Assignment:
For each line of the listing that contains "Supplies", make a copy and return it.

Records shown:
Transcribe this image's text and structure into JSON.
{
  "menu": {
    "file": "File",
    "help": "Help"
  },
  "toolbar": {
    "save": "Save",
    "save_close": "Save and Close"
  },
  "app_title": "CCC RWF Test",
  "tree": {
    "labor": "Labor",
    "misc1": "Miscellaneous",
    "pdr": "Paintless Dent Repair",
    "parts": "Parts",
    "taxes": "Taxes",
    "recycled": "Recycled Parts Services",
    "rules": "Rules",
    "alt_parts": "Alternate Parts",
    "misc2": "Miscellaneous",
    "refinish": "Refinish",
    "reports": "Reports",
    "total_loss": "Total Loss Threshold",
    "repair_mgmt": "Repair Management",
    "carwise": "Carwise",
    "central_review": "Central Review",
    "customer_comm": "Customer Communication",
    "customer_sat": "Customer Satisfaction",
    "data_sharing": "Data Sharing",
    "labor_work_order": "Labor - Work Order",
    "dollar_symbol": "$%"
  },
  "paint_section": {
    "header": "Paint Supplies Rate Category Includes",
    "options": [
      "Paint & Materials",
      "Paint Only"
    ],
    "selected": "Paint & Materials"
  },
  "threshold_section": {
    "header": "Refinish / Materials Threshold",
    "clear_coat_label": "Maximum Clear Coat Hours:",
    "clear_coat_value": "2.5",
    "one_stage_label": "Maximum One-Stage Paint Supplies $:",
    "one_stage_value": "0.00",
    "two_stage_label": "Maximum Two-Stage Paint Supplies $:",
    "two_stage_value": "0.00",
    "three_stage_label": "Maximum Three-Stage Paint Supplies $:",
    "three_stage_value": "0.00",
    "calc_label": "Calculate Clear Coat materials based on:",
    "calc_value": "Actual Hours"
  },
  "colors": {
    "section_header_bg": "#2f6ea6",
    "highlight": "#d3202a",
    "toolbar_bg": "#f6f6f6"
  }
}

Exercise response:
    "header": "Paint Supplies Rate Category Includes",
    "one_stage_label": "Maximum One-Stage Paint Supplies $:",
    "two_stage_label": "Maximum Two-Stage Paint Supplies $:",
    "three_stage_label": "Maximum Three-Stage Paint Supplies $:",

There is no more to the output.